Where a line contains the word "this", copy that line from the records below.

━━━━━━━━━━━━━━━━━━━━

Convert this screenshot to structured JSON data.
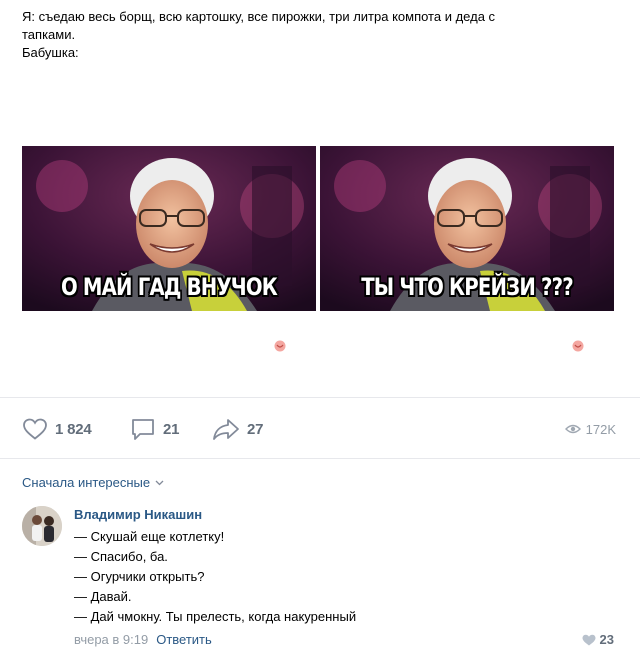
{
  "post": {
    "text_lines": [
      "Я: съедаю весь борщ, всю картошку, все пирожки, три литра компота и деда с",
      "тапками.",
      "Бабушка:"
    ],
    "images": [
      {
        "caption": "О МАЙ ГАД ВНУЧОК"
      },
      {
        "caption": "ТЫ ЧТО КРЕЙЗИ ???"
      }
    ]
  },
  "actions": {
    "likes": "1 824",
    "comments": "21",
    "shares": "27",
    "views": "172K"
  },
  "comments_section": {
    "sort_label": "Сначала интересные",
    "comment": {
      "author": "Владимир Никашин",
      "lines": [
        "— Скушай еще котлетку!",
        "— Спасибо, ба.",
        "— Огурчики открыть?",
        "— Давай.",
        "— Дай чмокну. Ты прелесть, когда накуренный"
      ],
      "time": "вчера в 9:19",
      "reply_label": "Ответить",
      "likes": "23"
    }
  },
  "colors": {
    "link": "#2a5885",
    "icon": "#828a99",
    "muted": "#939ca6",
    "divider": "#e7e8ec"
  },
  "icons": [
    "heart-icon",
    "comment-icon",
    "share-icon",
    "eye-icon",
    "chevron-down-icon",
    "small-heart-icon",
    "reaction-icon"
  ]
}
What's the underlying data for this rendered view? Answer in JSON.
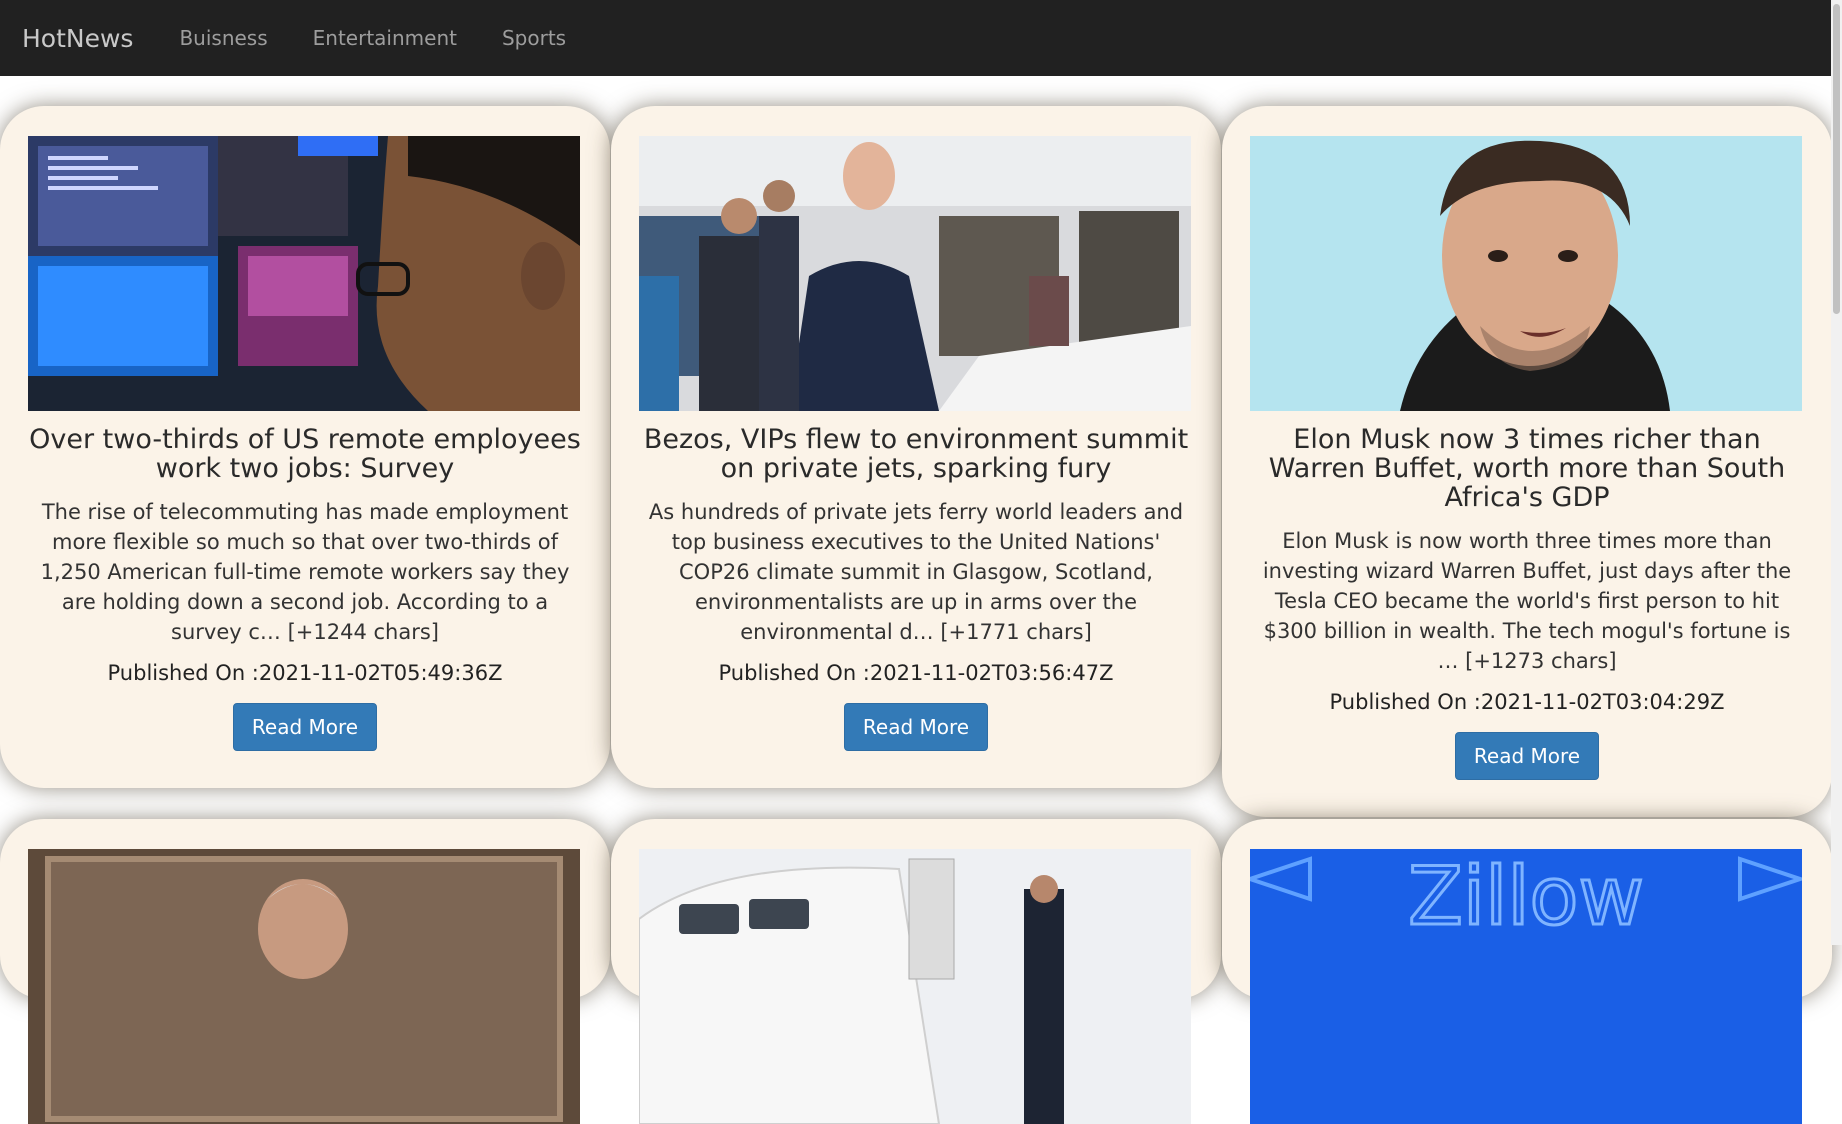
{
  "navbar": {
    "brand": "HotNews",
    "links": [
      "Buisness",
      "Entertainment",
      "Sports"
    ]
  },
  "articles": [
    {
      "title": "Over two-thirds of US remote employees work two jobs: Survey",
      "description": "The rise of telecommuting has made employment more flexible so much so that over two-thirds of 1,250 American full-time remote workers say they are holding down a second job. According to a survey c… [+1244 chars]",
      "published": "Published On :2021-11-02T05:49:36Z",
      "button": "Read More"
    },
    {
      "title": "Bezos, VIPs flew to environment summit on private jets, sparking fury",
      "description": "As hundreds of private jets ferry world leaders and top business executives to the United Nations' COP26 climate summit in Glasgow, Scotland, environmentalists are up in arms over the environmental d… [+1771 chars]",
      "published": "Published On :2021-11-02T03:56:47Z",
      "button": "Read More"
    },
    {
      "title": "Elon Musk now 3 times richer than Warren Buffet, worth more than South Africa's GDP",
      "description": "Elon Musk is now worth three times more than investing wizard Warren Buffet, just days after the Tesla CEO became the world's first person to hit $300 billion in wealth. The tech mogul's fortune is … [+1273 chars]",
      "published": "Published On :2021-11-02T03:04:29Z",
      "button": "Read More"
    }
  ],
  "partial_cards": {
    "third_image_text": "Zillow"
  },
  "colors": {
    "navbar_bg": "#212121",
    "card_bg": "#fbf3e8",
    "button_bg": "#337ab7"
  }
}
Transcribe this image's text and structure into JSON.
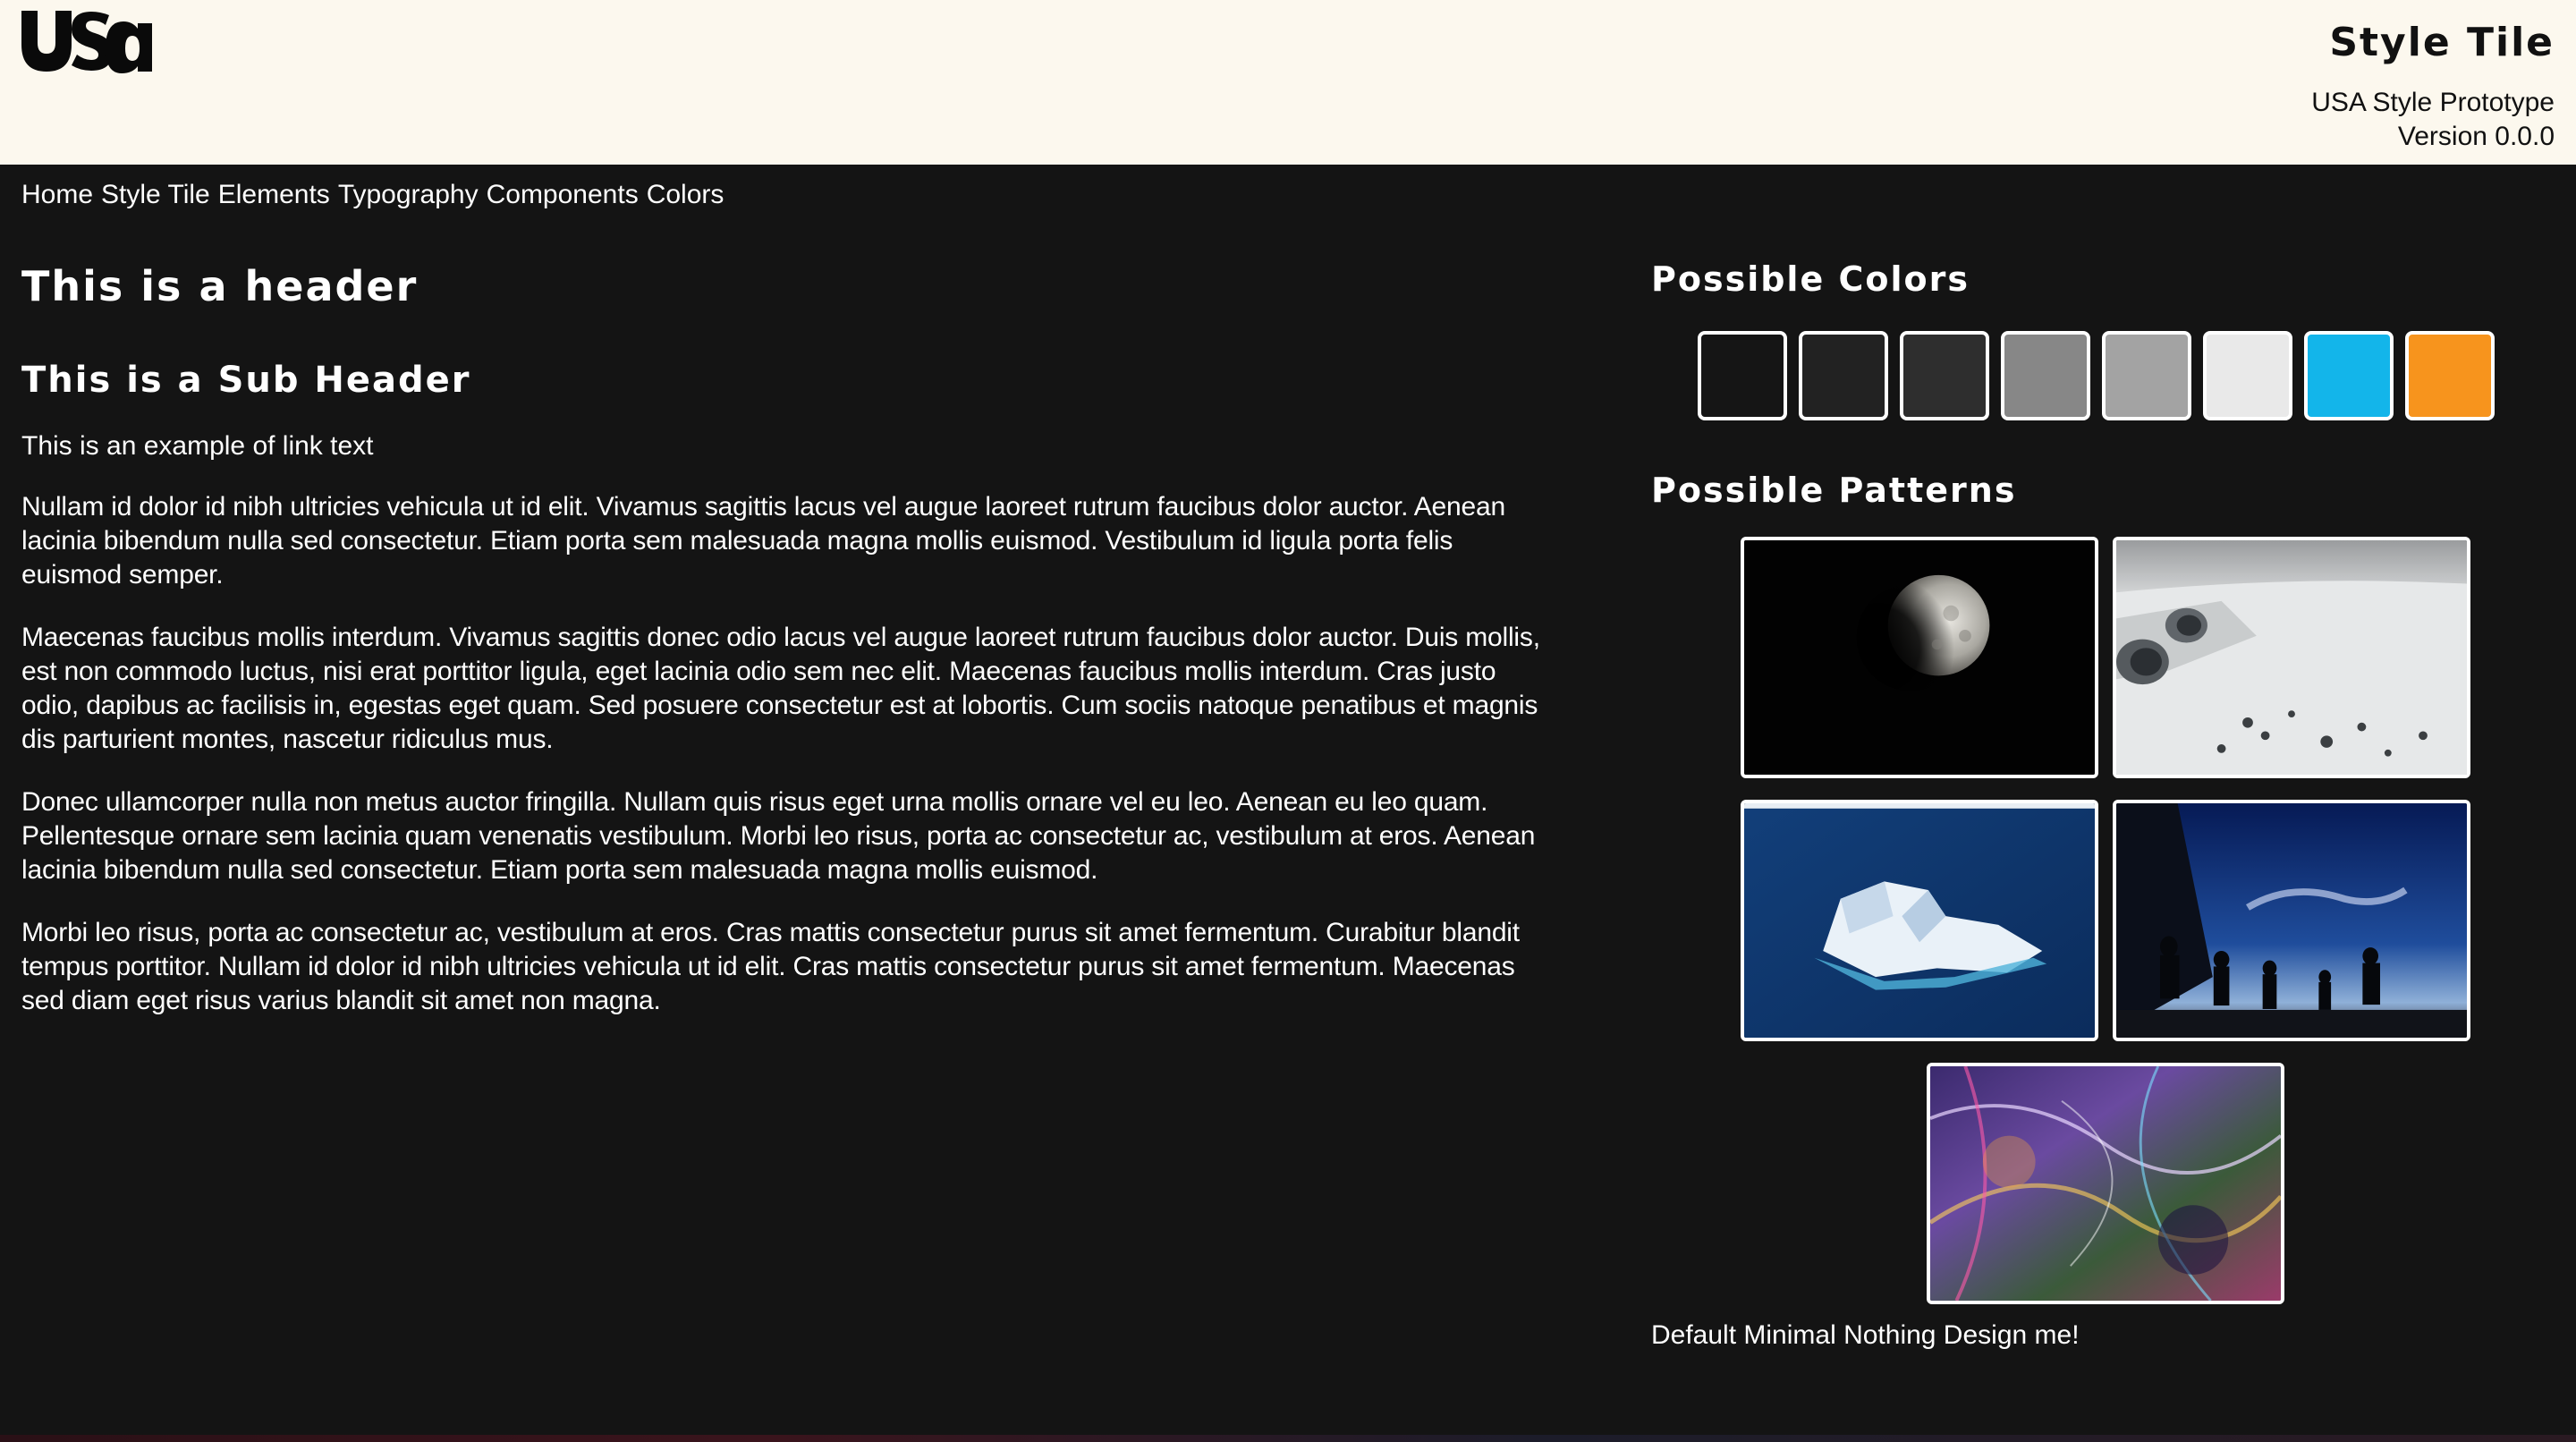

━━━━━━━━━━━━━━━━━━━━

= Task output =
Convert this screenshot to structured JSON data.
What's the underlying data for this rendered view? Answer in JSON.
Transcribe this image's text and structure into JSON.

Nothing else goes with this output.